Janice Kerwick, 43, from Bexleyheath, southeast London, thought she was infertile because she couldn’t conceive for a decade. She had been experiencing stomach pains for months but three pregnancy tests were negative; she had even lost weight.
With the pain intensifying, doctors diagnosed appendicitis and prepped her for emergency surgery. But the mandatory pregnancy test just two hours before she was due to go under the knife revealed she was actually eight months pregnant.
Baby Arabella was born happy and healthy a few hours later. Janice and her husband Daniel, 39, call their little daughter a miracle baby after having given up on the idea of ever having a child together.
“I went from believing I was infertile and that I had appendicitis, to being told I am two hours away from having a baby,” Janice said. “We were both in complete shock. I didn’t really believe it was happening until I actually held Arabella in my arms.
“It sounds far-fetched, but I truly had no idea I was pregnant. I had dropped a dress size, I hadn’t felt kicks, and got three negative pregnancy test results.
“After so many years of wanting a baby, we had given up thinking it might ever be possible.
“It wasn’t a typical pregnancy experience, but it brought us our little miracle baby after all these years.”
The couple had been trying for a baby for nearly a decade. They believed Janice was infertile because she had been diagnosed with polycystic ovary syndrome (PCOS) in her youth.
“I always knew we’d struggle to get pregnant but it was still hard accepting,” Janice said.
Janice started suffering from severe stomach pains at the end of 2020 and was in and out of hospital for months as doctors hunted for an explanation. Pregnancy seemed the least likely option.
She said that, after taking three negative pregnancy tests, they had cycled through a string of possible diagnoses: from gastritis through to pneumonia and a severe stomach bug.
But on June 21, she was overwhelmed by even more crippling stomach pains, lost control of her bladder, and was being physically sick.
“I was shaking in pain. I’ve never felt anything like it,” she said. “I was terrified. I had no idea what was happening to me.”
After calling 111, she was rushed to Queen Elizabeth Hospital in Greenwich for an emergency appendix removal after the paramedics suspected she had appendicitis. But just two hours before the surgery, it was found out she was eight months pregnant. And she learned the loss of control of her bladder was actually her waters breaking.
She said: “I found out I was pregnant just two hours before I had to go for the C-section.

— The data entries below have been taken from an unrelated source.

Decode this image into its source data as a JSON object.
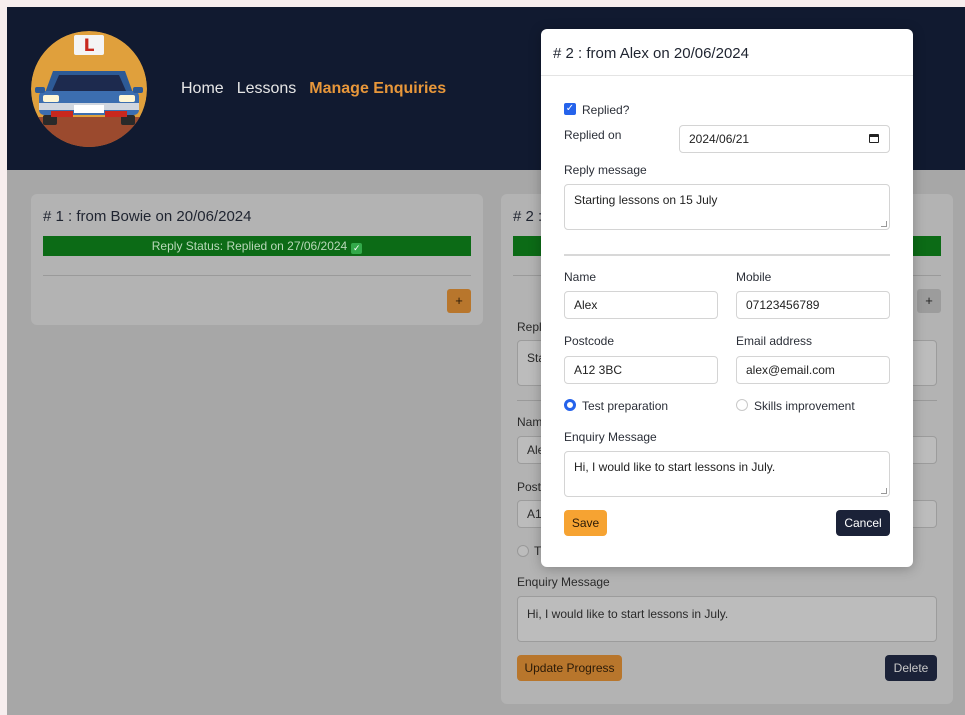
{
  "header": {
    "logo_letter": "L",
    "nav": [
      {
        "label": "Home"
      },
      {
        "label": "Lessons"
      },
      {
        "label": "Manage Enquiries"
      }
    ]
  },
  "cards": [
    {
      "title": "# 1 : from Bowie on 20/06/2024",
      "status": "Reply Status: Replied on 27/06/2024",
      "expand_label": "+"
    },
    {
      "title": "# 2 :",
      "expand_label": "+",
      "fragments": {
        "replied": "Repl",
        "reply_text": "Sta",
        "name": "Nam",
        "name_value": "Ale",
        "postcode": "Post",
        "postcode_value": "A1",
        "radio": "T"
      },
      "enquiry_label": "Enquiry Message",
      "enquiry_value": "Hi, I would like to start lessons in July.",
      "update_label": "Update Progress",
      "delete_label": "Delete"
    }
  ],
  "modal": {
    "title": "# 2 : from Alex on 20/06/2024",
    "replied_label": "Replied?",
    "replied_checked": true,
    "replied_on_label": "Replied on",
    "replied_on_value": "2024/06/21",
    "reply_message_label": "Reply message",
    "reply_message_value": "Starting lessons on 15 July",
    "name_label": "Name",
    "name_value": "Alex",
    "mobile_label": "Mobile",
    "mobile_value": "07123456789",
    "postcode_label": "Postcode",
    "postcode_value": "A12 3BC",
    "email_label": "Email address",
    "email_value": "alex@email.com",
    "radio_options": [
      {
        "label": "Test preparation",
        "selected": true
      },
      {
        "label": "Skills improvement",
        "selected": false
      }
    ],
    "enquiry_label": "Enquiry Message",
    "enquiry_value": "Hi, I would like to start lessons in July.",
    "save_label": "Save",
    "cancel_label": "Cancel"
  },
  "colors": {
    "header_bg": "#111a30",
    "accent_orange": "#e8973a",
    "status_green": "#0c6b16",
    "primary_blue": "#2563eb",
    "dark_button": "#1b2238"
  }
}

I felt completely numb at first like I couldn’t accept what was actually happening to me.
“I immediately rang Daniel who was like a rabbit in the headlights; he had minutes to drop what he was doing and jump in the car.
“I phoned my parents and they thought I was joking. I just kept saying ‘No mum, in a couple of hours you’re going to be a nanny.'”
Despite barely having processed the news herself, her C-section took place and tiny Arabella, their miracle baby, was born at 9:55 p.m. on June 22, weighing 5 pounds (approx. 2.3 kg). Doctors estimated Arabella was born between 33 and 37 weeks of gestation.
Janice could finally hold her baby daughter the following morning, which she said was a “tearful experience.”
“It didn’t feel real until I actually held her in my arms,” she recalled. “But as soon as I did, it was the best feeling in the world and I just burst into tears.”
Doctors explained that the pregnancy hadn’t shown as a bump because Arabella had very little fluid around her in the womb.
But despite the shock of birth, Janice and Daniel said it was the best thing that could have happened to them.
“We are loving finally having our baby after believing for so long it would never be possible,” Janice said. “She is perfect and everything we wanted.
“We are so grateful for our miracle and she was worth all the years of waiting. I think we’re still in shock a bit though—not many people can say they went into hospital for an appendix removal and came home with a baby!
Epoch Times staff contributed to this report.